▸ **Assignment**
Could you reproduce all of the entries below without a single change?

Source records
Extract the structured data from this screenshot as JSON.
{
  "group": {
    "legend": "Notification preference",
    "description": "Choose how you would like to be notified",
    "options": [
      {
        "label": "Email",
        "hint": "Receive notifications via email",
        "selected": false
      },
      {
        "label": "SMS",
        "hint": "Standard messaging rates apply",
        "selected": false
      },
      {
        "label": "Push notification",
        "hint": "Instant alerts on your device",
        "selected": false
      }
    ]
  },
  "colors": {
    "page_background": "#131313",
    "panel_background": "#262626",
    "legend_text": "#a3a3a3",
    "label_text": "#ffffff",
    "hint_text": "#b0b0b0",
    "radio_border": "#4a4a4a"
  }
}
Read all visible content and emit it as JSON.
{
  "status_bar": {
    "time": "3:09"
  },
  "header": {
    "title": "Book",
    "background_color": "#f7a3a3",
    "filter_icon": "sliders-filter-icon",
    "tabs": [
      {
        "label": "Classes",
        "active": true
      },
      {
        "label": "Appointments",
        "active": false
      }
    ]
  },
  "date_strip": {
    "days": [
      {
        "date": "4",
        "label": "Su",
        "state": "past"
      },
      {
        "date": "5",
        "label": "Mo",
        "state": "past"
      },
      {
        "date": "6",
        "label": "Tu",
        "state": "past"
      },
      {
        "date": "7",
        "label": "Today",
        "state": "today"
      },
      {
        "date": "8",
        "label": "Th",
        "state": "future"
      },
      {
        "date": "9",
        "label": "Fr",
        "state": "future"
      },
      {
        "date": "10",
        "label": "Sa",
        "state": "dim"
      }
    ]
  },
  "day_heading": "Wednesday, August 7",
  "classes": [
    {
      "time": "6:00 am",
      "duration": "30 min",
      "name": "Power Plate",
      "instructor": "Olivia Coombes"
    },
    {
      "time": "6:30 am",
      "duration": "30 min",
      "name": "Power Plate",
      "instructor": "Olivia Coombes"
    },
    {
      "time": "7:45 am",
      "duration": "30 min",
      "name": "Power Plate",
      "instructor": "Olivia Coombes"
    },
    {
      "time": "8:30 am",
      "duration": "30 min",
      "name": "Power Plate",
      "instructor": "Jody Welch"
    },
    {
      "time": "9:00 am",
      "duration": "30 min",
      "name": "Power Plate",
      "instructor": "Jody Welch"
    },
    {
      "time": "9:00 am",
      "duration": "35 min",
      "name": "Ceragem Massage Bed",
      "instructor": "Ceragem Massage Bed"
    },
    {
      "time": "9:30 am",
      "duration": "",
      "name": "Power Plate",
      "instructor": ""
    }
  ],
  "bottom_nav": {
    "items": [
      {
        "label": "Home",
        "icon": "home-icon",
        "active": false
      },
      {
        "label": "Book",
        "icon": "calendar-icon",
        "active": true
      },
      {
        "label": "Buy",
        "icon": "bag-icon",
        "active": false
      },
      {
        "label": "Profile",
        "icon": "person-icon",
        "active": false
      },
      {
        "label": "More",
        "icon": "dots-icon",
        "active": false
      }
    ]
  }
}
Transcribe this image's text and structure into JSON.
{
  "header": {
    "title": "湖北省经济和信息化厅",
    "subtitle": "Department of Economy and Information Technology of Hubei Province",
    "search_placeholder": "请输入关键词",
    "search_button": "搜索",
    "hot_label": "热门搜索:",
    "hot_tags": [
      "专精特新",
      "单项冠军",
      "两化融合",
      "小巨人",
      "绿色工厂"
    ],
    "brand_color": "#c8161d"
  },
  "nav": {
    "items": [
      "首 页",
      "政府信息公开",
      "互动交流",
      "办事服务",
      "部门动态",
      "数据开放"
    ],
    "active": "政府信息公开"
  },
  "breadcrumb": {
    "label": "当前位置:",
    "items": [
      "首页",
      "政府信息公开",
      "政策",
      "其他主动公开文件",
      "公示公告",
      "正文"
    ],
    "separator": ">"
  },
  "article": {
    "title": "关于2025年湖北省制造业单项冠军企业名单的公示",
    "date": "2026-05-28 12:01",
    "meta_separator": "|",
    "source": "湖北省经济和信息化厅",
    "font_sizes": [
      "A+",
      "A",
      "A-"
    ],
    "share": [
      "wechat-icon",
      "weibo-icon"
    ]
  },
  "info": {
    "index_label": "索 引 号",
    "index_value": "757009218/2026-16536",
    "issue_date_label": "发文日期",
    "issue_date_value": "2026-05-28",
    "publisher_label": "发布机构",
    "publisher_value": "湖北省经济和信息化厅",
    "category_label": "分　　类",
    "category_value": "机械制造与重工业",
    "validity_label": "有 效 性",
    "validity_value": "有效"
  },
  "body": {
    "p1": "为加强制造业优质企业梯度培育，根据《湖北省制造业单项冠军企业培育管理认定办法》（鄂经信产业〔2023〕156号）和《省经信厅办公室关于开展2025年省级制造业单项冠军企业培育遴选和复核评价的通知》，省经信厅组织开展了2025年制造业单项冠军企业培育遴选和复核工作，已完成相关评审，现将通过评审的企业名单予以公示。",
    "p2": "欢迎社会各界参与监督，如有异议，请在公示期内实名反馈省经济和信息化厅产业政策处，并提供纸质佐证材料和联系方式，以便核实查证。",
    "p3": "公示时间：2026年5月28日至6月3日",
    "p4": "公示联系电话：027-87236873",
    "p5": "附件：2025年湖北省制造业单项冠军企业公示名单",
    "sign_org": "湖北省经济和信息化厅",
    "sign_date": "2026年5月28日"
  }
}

▸ **Answer to the exercise**
Extract the structured data from this screenshot as JSON.
{
  "group": {
    "legend": "Notification preference",
    "description": "Choose how you would like to be notified",
    "options": [
      {
        "label": "Email",
        "hint": "Receive notifications via email",
        "selected": false
      },
      {
        "label": "SMS",
        "hint": "Standard messaging rates apply",
        "selected": false
      },
      {
        "label": "Push notification",
        "hint": "Instant alerts on your device",
        "selected": false
      }
    ]
  },
  "colors": {
    "page_background": "#131313",
    "panel_background": "#262626",
    "legend_text": "#a3a3a3",
    "label_text": "#ffffff",
    "hint_text": "#b0b0b0",
    "radio_border": "#4a4a4a"
  }
}
Read all visible content and emit it as JSON.
{
  "status_bar": {
    "time": "3:09"
  },
  "header": {
    "title": "Book",
    "background_color": "#f7a3a3",
    "filter_icon": "sliders-filter-icon",
    "tabs": [
      {
        "label": "Classes",
        "active": true
      },
      {
        "label": "Appointments",
        "active": false
      }
    ]
  },
  "date_strip": {
    "days": [
      {
        "date": "4",
        "label": "Su",
        "state": "past"
      },
      {
        "date": "5",
        "label": "Mo",
        "state": "past"
      },
      {
        "date": "6",
        "label": "Tu",
        "state": "past"
      },
      {
        "date": "7",
        "label": "Today",
        "state": "today"
      },
      {
        "date": "8",
        "label": "Th",
        "state": "future"
      },
      {
        "date": "9",
        "label": "Fr",
        "state": "future"
      },
      {
        "date": "10",
        "label": "Sa",
        "state": "dim"
      }
    ]
  },
  "day_heading": "Wednesday, August 7",
  "classes": [
    {
      "time": "6:00 am",
      "duration": "30 min",
      "name": "Power Plate",
      "instructor": "Olivia Coombes"
    },
    {
      "time": "6:30 am",
      "duration": "30 min",
      "name": "Power Plate",
      "instructor": "Olivia Coombes"
    },
    {
      "time": "7:45 am",
      "duration": "30 min",
      "name": "Power Plate",
      "instructor": "Olivia Coombes"
    },
    {
      "time": "8:30 am",
      "duration": "30 min",
      "name": "Power Plate",
      "instructor": "Jody Welch"
    },
    {
      "time": "9:00 am",
      "duration": "30 min",
      "name": "Power Plate",
      "instructor": "Jody Welch"
    },
    {
      "time": "9:00 am",
      "duration": "35 min",
      "name": "Ceragem Massage Bed",
      "instructor": "Ceragem Massage Bed"
    },
    {
      "time": "9:30 am",
      "duration": "",
      "name": "Power Plate",
      "instructor": ""
    }
  ],
  "bottom_nav": {
    "items": [
      {
        "label": "Home",
        "icon": "home-icon",
        "active": false
      },
      {
        "label": "Book",
        "icon": "calendar-icon",
        "active": true
      },
      {
        "label": "Buy",
        "icon": "bag-icon",
        "active": false
      },
      {
        "label": "Profile",
        "icon": "person-icon",
        "active": false
      },
      {
        "label": "More",
        "icon": "dots-icon",
        "active": false
      }
    ]
  }
}
Transcribe this image's text and structure into JSON.
{
  "header": {
    "title": "湖北省经济和信息化厅",
    "subtitle": "Department of Economy and Information Technology of Hubei Province",
    "search_placeholder": "请输入关键词",
    "search_button": "搜索",
    "hot_label": "热门搜索:",
    "hot_tags": [
      "专精特新",
      "单项冠军",
      "两化融合",
      "小巨人",
      "绿色工厂"
    ],
    "brand_color": "#c8161d"
  },
  "nav": {
    "items": [
      "首 页",
      "政府信息公开",
      "互动交流",
      "办事服务",
      "部门动态",
      "数据开放"
    ],
    "active": "政府信息公开"
  },
  "breadcrumb": {
    "label": "当前位置:",
    "items": [
      "首页",
      "政府信息公开",
      "政策",
      "其他主动公开文件",
      "公示公告",
      "正文"
    ],
    "separator": ">"
  },
  "article": {
    "title": "关于2025年湖北省制造业单项冠军企业名单的公示",
    "date": "2026-05-28 12:01",
    "meta_separator": "|",
    "source": "湖北省经济和信息化厅",
    "font_sizes": [
      "A+",
      "A",
      "A-"
    ],
    "share": [
      "wechat-icon",
      "weibo-icon"
    ]
  },
  "info": {
    "index_label": "索 引 号",
    "index_value": "757009218/2026-16536",
    "issue_date_label": "发文日期",
    "issue_date_value": "2026-05-28",
    "publisher_label": "发布机构",
    "publisher_value": "湖北省经济和信息化厅",
    "category_label": "分　　类",
    "category_value": "机械制造与重工业",
    "validity_label": "有 效 性",
    "validity_value": "有效"
  },
  "body": {
    "p1": "为加强制造业优质企业梯度培育，根据《湖北省制造业单项冠军企业培育管理认定办法》（鄂经信产业〔2023〕156号）和《省经信厅办公室关于开展2025年省级制造业单项冠军企业培育遴选和复核评价的通知》，省经信厅组织开展了2025年制造业单项冠军企业培育遴选和复核工作，已完成相关评审，现将通过评审的企业名单予以公示。",
    "p2": "欢迎社会各界参与监督，如有异议，请在公示期内实名反馈省经济和信息化厅产业政策处，并提供纸质佐证材料和联系方式，以便核实查证。",
    "p3": "公示时间：2026年5月28日至6月3日",
    "p4": "公示联系电话：027-87236873",
    "p5": "附件：2025年湖北省制造业单项冠军企业公示名单",
    "sign_org": "湖北省经济和信息化厅",
    "sign_date": "2026年5月28日"
  }
}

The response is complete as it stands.